For 2D manifolds the scalar curvature is the Gauss curvature. Positive means the manifold closes in on itself, negative means it spreads out like a saddle.
Some of this parallel remains in higher dimensions, since the sign of curvature determines the asymptotic volume comparison for geodesic balls (positive curvature $\implies$ less-than -Euclidean volume, negative $\implies$ greater than Euclidean). However this is on small scale only, and therein lies a problem: the scalar curvature does not deliver much global geometric information.
Indeed, the asymptotic volume definition implies that scalar curvature is additive under products. Thus, by taking product with a sufficiently scaled-down compact surface of constant negative curvature (think of a tiny double torus), we can make scalar curvature negative, as long as it was bounded to begin with. And by taking product with a tiny sphere, the scalar curvature can be made positive.

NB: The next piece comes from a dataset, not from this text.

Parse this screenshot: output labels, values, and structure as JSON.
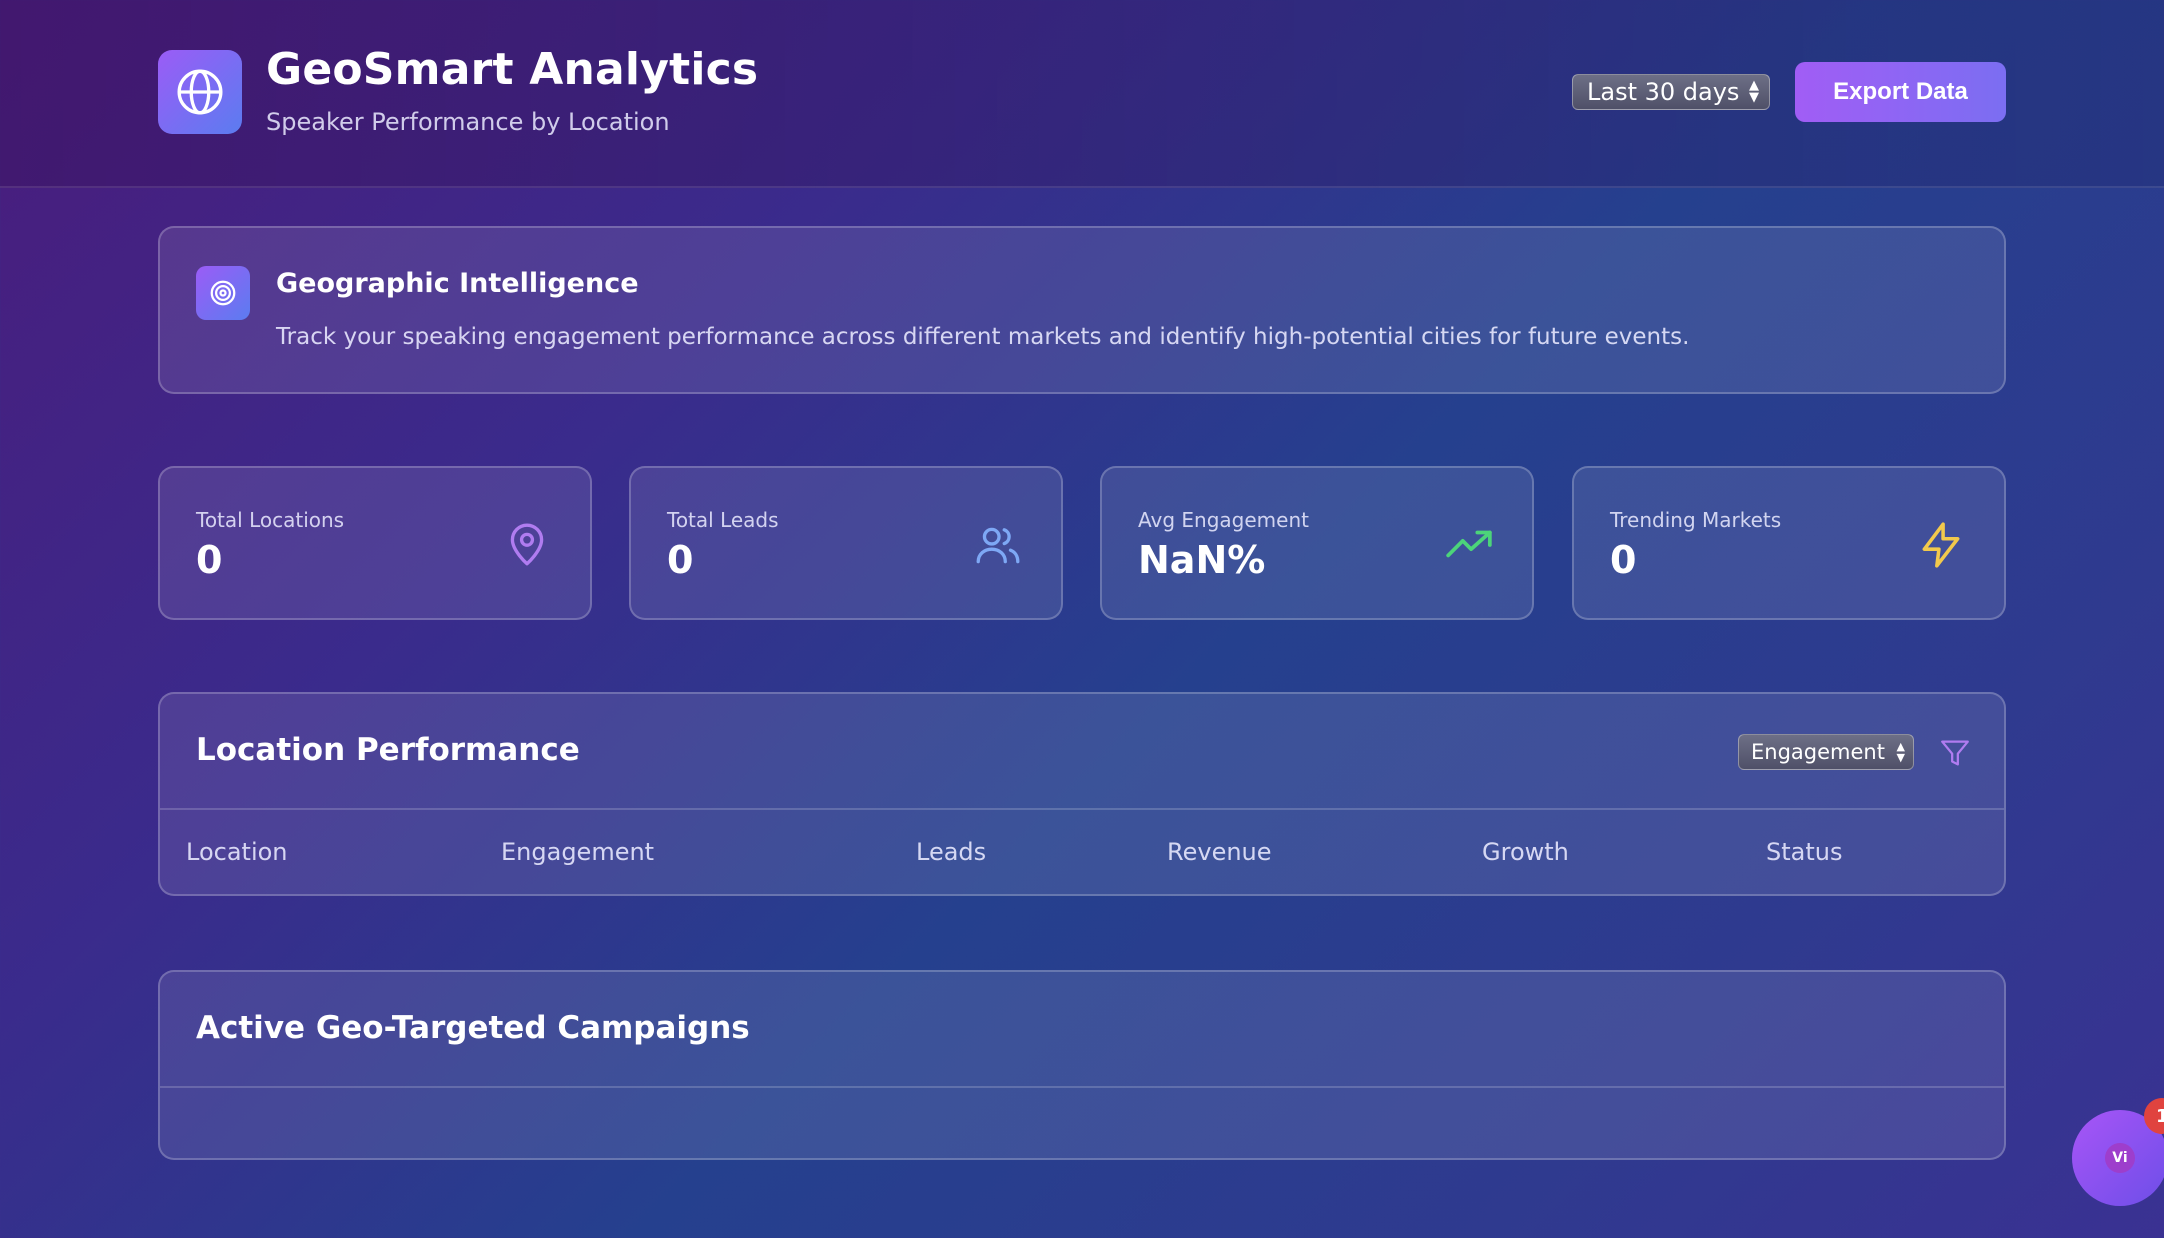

These examples explain why there isn't a picture of what a manifold of positive/negative scalar curvature looks like: it can look like pretty much anything. (There are some obstructions to manifolds admitting positive scalar curvature, but they are not easy to visualize.)